What is mulch?

Mulches are loose coverings such as a bark or gravel surface of cultivated soil. Mulches can be mulchingapplied to bare soil or to cover the surface of compost in containers.

Depending on the type of mulch used, there are many benefits of mulching including:

  • Help soils retain moisture in summer
  • Suppress weeds
  • Improve soil texture
  • Deter some pests
  • Protect plant roots from extreme temperatures
  • Encourage beneficial soil organisms
  • Provide a barrier for edible crops coming into contact with soil
  • Give a decorative finish

When to apply mulch?

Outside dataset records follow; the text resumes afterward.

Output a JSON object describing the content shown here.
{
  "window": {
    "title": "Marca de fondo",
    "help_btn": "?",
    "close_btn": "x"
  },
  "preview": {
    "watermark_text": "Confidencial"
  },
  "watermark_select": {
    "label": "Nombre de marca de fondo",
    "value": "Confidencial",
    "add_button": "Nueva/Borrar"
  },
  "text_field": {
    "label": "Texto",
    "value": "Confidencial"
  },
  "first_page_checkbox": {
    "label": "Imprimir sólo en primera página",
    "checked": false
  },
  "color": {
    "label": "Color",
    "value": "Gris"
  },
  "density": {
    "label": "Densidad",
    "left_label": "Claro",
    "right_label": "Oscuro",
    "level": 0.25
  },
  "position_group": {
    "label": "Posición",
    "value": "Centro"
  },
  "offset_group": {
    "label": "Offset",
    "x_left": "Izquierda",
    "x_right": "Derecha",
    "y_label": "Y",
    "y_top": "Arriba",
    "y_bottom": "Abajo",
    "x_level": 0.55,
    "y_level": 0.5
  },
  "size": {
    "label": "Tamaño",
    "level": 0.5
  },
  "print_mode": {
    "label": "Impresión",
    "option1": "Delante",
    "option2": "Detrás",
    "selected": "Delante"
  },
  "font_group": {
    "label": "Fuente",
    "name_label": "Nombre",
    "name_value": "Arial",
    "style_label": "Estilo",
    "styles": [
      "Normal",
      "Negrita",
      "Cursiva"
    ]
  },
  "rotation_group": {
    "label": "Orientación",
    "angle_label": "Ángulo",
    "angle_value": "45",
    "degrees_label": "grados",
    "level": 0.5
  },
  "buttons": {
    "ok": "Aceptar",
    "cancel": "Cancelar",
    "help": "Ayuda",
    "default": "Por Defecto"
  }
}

Mulches are best applied from mid- to late spring and autumn, when the soil is moist and warm. It is best to avoid applying mulches in winter and early spring as the soil is too cold, and in summer, when it will be dry. They can be applied around new plantings or to established beds and specimen plants. We recommend putting strimmer guards around all trees as protection, which we can provide if you wish.

How to apply mulch?

Beds and borders can be mulched entirely, taking care not to smother low growing plants or to pile mulches up against the stems of woody plants.

  • To be effective, biodegradable mulches need to be between at least 5cm and ideally 8cm thick
  • Lay mulches over moist soil, after removing weeds, including their roots, when the soil is not frozen
  • Single trees and specimen shrubs are best mulched to the radius of the rootball.
  • Leave a small ring around the stem as not to soften the bark which can lead to infection.